Norway's Constitution Is Adopted

May 17 is Norwegian Constitution Day, a commemoration of the adoption of Norway's constitution in 1814.

Many Norwegian-American communities celebrate the holiday in the United States.

A. H. Bratferg was among the many Norwegians who immigrated to the Upper Midwest and Northern Great Plains in the latter half of the nineteenth century. Born in 1856, he set sail for America with his parents, brother, and sister from Ringsager, Norway, in 1860.

The Constitution of Norway was signed at Eidsvoll on May 17 in the year 1814. The constitution declared Norway to be an independent nation.
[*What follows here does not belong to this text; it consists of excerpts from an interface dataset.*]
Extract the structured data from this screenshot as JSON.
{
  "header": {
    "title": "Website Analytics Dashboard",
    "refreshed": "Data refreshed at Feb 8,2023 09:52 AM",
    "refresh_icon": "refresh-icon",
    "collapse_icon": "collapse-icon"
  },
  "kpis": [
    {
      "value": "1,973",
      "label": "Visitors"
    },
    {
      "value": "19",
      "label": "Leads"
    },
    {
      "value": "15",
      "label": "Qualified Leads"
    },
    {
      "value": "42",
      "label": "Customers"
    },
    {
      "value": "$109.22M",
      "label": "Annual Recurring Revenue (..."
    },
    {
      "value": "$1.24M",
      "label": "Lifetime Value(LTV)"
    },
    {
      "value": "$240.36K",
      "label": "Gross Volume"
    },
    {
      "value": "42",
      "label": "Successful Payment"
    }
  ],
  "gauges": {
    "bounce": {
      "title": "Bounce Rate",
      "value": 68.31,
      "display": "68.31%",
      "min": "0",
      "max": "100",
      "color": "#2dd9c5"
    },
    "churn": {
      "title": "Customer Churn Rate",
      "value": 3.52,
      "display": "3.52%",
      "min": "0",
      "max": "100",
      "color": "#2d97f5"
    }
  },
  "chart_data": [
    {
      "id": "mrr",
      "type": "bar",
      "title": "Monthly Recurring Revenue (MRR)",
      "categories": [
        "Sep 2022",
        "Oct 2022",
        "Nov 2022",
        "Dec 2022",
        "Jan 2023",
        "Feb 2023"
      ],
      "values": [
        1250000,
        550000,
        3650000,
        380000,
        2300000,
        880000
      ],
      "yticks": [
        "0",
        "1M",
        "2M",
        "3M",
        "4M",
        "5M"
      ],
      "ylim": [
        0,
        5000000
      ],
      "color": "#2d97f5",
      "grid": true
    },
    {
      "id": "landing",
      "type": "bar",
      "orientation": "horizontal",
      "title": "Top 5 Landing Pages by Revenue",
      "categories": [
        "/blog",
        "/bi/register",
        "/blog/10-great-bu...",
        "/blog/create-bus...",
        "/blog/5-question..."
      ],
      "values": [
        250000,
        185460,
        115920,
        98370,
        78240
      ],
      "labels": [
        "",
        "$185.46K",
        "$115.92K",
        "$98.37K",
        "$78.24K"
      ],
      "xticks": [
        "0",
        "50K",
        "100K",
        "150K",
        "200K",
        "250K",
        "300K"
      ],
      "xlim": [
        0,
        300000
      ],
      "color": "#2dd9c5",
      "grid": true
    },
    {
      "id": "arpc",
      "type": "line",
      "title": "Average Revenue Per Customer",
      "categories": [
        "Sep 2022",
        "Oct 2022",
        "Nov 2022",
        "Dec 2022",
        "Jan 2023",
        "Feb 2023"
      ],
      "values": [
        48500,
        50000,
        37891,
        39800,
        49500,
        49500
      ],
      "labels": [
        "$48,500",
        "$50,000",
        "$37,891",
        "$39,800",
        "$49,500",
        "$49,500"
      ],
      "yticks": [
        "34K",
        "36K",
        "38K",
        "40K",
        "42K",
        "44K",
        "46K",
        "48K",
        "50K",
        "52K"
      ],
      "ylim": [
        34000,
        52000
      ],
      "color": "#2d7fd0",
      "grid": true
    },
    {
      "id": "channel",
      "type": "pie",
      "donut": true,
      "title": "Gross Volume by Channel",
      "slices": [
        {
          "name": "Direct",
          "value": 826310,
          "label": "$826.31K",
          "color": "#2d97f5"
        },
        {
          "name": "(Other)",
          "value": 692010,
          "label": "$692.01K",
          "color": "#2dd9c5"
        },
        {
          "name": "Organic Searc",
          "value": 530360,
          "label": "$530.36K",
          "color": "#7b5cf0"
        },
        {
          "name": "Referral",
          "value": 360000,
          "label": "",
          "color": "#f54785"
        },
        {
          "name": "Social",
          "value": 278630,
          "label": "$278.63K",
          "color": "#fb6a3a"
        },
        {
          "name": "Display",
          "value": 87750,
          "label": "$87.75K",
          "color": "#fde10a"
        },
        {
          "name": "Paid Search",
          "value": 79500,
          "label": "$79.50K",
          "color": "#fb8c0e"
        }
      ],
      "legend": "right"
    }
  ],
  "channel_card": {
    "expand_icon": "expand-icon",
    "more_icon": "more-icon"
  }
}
The celebration of this day began spontaneously among students and others from early on. However, Norway was at that time under Swedish rule (following the Convention of Moss in August 1814) and for some years the King of Sweden was reluctant to allow the celebrations. For a couple of years in the 1820s, king Carl Johan actually forbade it, as he thought the celebrations a kind of protest and disregard—even revolt—against Swedish sovereignty. The king's attitude changed slightly after the Battle of the Square in 1829, an incident which resulted in such a commotion that the King had to allow it. It was, however, not until 1833, that anyone ventured to hold a public address on behalf of the day. That year, official celebration was initiated by the monument of the late politician Christian Krogh, known to have stopped the King from gaining too much personal power. The address was held by Henrik Wergeland, thoroughly witnessed and accounted for by a Swedish spy, sent by the King himself.

Upon landing in New York they boarded a freight train and came to La Crosse, Wisconsin. This town was but a mere lumbering camp and had no depot. The family was dumped off the train, bag and baggage at a point near the present Mill Street crossing, where they awaited the arrival of John Kjos who was to meet them and conduct them to their future home.”

— Sylvan Lee